EXERCISE GOAL:
The answer is every line of the records that holds the word "switching", copied in full.

[Items listed in a dataset]
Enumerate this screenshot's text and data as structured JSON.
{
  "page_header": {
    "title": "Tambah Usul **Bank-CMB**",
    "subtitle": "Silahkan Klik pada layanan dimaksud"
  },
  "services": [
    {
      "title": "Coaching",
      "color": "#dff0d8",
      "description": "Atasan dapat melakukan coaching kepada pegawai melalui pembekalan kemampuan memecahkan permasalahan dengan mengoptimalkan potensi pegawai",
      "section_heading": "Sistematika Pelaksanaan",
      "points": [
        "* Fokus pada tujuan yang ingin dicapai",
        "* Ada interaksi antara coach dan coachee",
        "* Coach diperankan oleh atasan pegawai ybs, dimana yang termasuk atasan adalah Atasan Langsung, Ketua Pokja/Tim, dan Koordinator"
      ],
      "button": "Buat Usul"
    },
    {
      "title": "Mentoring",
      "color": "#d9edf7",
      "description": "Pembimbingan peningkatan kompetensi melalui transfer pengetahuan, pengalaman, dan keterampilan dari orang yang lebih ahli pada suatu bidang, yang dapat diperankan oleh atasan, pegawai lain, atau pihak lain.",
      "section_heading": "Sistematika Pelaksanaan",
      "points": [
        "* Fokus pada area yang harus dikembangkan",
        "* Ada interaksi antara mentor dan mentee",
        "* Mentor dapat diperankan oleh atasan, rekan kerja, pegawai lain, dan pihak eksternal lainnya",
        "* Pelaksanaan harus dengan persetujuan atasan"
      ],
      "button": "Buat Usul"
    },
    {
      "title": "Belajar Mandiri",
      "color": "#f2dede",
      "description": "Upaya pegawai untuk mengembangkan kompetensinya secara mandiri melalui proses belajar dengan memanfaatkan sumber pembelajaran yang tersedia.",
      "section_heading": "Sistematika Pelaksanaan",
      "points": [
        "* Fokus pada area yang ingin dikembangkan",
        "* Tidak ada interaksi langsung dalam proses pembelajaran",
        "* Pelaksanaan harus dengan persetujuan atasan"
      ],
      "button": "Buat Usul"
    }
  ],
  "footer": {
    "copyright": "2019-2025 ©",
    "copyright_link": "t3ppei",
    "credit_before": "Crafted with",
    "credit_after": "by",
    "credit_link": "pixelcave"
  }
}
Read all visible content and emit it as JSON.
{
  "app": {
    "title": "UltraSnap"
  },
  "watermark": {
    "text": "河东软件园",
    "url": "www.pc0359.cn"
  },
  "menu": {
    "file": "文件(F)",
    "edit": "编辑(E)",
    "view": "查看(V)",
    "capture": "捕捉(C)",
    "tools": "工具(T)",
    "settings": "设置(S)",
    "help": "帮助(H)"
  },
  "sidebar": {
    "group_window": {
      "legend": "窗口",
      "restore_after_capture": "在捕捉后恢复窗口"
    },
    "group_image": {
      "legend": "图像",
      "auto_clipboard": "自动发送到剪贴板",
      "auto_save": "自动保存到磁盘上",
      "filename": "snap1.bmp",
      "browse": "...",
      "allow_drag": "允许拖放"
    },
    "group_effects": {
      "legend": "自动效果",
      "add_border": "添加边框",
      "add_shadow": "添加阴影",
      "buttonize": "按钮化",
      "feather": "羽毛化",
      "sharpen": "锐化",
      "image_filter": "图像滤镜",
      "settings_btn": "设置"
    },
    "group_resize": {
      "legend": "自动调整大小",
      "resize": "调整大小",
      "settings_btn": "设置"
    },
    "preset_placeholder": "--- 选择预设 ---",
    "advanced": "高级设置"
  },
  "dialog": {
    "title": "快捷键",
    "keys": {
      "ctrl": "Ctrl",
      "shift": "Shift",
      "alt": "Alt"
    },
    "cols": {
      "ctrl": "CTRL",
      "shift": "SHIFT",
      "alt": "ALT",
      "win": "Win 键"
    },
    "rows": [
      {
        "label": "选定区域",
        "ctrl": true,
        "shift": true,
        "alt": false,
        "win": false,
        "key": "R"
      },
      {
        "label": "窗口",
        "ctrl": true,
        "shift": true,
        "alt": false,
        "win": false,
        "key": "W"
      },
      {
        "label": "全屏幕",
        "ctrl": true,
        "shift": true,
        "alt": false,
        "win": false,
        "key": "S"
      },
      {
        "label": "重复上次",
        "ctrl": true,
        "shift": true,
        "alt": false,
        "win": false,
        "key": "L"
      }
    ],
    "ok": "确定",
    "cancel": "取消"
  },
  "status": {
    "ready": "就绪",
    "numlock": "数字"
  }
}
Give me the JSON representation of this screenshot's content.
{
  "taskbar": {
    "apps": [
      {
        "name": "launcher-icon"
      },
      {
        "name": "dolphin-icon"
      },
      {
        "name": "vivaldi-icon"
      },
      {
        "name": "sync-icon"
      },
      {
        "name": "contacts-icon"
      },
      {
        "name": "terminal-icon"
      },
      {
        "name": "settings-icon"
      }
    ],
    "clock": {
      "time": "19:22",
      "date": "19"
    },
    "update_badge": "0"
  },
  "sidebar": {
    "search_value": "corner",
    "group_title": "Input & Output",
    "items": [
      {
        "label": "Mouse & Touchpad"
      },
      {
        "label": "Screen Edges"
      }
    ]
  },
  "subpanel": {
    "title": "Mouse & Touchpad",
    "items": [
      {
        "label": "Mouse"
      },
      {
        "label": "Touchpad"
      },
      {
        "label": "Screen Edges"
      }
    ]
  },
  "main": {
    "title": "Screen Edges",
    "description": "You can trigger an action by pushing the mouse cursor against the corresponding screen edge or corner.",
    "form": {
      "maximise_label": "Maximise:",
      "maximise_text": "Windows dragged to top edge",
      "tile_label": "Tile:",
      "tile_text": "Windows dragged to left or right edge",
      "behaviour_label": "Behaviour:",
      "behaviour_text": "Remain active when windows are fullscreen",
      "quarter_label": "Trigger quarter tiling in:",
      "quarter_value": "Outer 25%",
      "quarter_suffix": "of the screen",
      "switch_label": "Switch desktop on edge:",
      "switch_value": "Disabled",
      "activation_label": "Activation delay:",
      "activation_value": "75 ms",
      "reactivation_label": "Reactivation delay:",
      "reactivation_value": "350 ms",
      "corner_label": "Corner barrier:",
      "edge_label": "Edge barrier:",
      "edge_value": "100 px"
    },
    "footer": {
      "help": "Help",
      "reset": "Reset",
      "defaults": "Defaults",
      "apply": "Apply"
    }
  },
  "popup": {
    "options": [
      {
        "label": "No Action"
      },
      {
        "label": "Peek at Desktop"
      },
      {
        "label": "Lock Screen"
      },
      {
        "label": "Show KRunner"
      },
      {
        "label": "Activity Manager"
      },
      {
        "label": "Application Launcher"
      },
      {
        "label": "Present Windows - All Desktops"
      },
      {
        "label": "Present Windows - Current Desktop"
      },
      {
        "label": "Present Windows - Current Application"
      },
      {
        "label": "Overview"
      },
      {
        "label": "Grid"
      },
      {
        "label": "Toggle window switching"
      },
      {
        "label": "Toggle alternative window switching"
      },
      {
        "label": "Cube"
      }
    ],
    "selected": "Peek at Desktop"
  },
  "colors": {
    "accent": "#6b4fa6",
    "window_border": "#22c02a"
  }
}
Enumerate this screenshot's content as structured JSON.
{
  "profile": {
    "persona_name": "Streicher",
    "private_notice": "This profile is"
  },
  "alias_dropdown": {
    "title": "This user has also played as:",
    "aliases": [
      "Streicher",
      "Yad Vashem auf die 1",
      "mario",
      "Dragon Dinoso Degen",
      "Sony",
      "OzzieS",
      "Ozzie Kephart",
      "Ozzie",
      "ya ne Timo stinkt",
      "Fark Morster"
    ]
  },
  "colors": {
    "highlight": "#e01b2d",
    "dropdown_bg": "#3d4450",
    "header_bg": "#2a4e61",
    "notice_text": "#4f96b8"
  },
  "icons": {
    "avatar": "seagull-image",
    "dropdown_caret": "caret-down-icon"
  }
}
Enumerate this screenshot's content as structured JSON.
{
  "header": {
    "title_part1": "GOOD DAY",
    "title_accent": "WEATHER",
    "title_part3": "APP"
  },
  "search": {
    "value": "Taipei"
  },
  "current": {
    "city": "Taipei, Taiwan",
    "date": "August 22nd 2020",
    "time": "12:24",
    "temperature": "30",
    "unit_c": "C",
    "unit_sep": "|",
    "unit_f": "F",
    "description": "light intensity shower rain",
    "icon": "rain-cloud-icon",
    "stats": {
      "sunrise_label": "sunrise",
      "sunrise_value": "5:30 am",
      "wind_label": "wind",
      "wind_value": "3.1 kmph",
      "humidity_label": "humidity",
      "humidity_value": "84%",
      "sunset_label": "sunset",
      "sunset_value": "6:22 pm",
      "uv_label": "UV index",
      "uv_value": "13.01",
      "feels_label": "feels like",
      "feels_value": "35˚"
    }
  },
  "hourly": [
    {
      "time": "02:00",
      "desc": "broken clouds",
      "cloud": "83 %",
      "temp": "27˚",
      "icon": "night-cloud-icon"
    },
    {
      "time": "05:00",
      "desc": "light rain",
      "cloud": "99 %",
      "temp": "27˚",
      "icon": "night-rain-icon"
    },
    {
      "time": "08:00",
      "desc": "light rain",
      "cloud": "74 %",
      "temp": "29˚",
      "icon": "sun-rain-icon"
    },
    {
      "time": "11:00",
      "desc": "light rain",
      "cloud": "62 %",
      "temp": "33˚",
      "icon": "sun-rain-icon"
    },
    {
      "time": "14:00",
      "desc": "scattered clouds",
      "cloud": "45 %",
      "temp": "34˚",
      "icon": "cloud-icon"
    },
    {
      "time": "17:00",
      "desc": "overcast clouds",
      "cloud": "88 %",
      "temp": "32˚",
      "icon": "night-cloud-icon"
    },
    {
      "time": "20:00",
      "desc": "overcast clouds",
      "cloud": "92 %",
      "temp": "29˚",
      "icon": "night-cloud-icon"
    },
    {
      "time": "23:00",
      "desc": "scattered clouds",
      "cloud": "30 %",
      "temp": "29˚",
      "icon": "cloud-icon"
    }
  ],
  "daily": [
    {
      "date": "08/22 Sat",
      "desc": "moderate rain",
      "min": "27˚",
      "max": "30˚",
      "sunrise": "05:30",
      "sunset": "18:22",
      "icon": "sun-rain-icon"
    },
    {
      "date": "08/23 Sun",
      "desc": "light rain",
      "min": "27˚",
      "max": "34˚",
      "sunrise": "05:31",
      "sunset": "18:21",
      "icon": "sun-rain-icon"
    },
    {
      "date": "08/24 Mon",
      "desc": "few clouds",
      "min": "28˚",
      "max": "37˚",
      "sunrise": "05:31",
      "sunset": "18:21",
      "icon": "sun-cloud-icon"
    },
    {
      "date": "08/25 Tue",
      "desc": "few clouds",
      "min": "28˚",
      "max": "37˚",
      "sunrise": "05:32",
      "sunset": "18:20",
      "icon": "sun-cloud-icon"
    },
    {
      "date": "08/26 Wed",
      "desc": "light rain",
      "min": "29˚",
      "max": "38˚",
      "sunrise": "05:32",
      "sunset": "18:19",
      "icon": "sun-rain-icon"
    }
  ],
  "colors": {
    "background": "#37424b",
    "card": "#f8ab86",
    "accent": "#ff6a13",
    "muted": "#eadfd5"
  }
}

RESULT OF THIS EXERCISE:
        "label": "Toggle window switching"
        "label": "Toggle alternative window switching"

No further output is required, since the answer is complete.